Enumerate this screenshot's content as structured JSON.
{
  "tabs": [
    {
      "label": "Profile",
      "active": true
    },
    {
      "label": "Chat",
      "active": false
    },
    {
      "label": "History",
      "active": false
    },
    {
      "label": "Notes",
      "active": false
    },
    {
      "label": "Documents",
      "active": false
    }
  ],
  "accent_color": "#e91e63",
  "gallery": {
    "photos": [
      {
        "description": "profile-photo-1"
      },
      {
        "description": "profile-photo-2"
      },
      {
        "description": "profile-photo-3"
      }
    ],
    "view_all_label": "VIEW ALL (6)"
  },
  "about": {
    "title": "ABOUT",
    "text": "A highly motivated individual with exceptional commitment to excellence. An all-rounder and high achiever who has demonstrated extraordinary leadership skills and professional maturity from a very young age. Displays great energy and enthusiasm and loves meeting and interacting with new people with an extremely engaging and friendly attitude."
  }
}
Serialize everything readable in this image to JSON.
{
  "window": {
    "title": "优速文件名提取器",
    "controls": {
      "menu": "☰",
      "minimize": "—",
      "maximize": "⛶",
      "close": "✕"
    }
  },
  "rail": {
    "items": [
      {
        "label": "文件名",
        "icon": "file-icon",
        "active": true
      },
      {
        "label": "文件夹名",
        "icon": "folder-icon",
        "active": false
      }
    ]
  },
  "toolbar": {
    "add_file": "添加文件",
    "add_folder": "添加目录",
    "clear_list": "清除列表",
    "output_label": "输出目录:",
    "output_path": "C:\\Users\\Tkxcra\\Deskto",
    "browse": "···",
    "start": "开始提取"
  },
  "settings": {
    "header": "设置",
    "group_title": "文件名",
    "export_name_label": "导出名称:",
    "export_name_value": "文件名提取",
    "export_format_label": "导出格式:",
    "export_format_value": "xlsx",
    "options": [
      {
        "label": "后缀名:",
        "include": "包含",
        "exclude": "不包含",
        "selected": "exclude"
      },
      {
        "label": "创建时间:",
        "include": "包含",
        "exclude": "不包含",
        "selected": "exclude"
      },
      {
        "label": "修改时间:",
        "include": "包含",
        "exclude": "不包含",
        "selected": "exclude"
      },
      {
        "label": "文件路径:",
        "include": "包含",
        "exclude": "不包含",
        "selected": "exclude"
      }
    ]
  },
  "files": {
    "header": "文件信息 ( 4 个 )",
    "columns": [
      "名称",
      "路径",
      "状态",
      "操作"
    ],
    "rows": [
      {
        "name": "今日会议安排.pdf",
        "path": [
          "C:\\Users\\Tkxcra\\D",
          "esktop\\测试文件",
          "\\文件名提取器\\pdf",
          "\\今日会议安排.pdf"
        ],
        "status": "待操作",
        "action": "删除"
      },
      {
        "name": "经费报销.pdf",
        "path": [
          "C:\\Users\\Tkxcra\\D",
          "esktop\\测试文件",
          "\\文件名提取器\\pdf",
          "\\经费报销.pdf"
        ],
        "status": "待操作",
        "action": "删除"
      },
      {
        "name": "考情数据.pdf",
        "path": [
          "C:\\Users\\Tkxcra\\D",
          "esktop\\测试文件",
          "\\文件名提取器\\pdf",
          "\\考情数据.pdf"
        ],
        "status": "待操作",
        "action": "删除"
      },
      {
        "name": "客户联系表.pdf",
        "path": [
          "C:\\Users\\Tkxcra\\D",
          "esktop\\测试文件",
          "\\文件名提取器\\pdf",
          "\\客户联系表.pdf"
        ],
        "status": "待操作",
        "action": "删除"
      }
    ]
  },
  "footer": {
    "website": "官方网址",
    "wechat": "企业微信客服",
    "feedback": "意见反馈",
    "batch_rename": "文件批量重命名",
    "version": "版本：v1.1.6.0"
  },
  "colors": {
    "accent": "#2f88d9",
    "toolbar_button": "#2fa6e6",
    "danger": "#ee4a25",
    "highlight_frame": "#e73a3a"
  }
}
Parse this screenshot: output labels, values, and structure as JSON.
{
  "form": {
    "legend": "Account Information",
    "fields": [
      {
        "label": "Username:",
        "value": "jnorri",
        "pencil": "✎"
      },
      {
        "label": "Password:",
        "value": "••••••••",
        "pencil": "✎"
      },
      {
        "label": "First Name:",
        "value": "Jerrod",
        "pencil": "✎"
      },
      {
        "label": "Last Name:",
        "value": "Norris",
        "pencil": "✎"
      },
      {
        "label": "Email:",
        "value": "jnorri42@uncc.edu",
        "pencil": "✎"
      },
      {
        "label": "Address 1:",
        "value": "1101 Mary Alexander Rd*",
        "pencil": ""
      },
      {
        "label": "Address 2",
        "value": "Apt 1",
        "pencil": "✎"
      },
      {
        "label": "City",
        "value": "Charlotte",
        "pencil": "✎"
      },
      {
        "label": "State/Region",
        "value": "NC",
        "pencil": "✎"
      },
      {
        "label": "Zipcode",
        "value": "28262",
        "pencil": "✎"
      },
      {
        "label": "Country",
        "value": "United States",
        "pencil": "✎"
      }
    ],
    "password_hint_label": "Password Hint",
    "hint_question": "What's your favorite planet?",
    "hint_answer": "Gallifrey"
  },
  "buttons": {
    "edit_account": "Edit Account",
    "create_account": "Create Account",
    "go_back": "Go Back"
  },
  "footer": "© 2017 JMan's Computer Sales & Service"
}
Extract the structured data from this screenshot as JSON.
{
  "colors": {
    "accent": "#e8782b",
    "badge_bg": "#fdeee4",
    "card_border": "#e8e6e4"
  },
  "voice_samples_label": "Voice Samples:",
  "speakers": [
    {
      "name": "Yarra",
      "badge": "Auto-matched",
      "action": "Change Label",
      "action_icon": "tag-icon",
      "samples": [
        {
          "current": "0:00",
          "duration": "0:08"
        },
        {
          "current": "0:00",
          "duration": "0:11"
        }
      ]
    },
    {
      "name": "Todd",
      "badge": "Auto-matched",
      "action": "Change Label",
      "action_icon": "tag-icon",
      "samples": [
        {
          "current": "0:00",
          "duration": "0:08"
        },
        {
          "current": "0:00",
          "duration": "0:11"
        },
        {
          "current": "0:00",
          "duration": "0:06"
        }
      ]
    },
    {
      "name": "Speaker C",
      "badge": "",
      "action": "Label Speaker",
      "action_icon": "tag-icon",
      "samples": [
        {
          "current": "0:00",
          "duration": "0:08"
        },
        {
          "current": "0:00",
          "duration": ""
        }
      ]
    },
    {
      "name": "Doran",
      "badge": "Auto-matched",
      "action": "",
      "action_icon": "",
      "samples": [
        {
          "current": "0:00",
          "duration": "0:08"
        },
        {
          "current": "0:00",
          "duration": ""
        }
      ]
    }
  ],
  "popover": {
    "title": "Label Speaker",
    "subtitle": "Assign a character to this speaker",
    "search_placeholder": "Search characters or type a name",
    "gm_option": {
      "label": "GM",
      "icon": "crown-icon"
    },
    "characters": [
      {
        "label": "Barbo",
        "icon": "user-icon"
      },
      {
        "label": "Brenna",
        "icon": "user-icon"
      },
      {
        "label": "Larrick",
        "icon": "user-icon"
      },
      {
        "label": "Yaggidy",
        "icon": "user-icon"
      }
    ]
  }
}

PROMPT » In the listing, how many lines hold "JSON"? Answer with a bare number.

PROBLEM SOLUTION » 4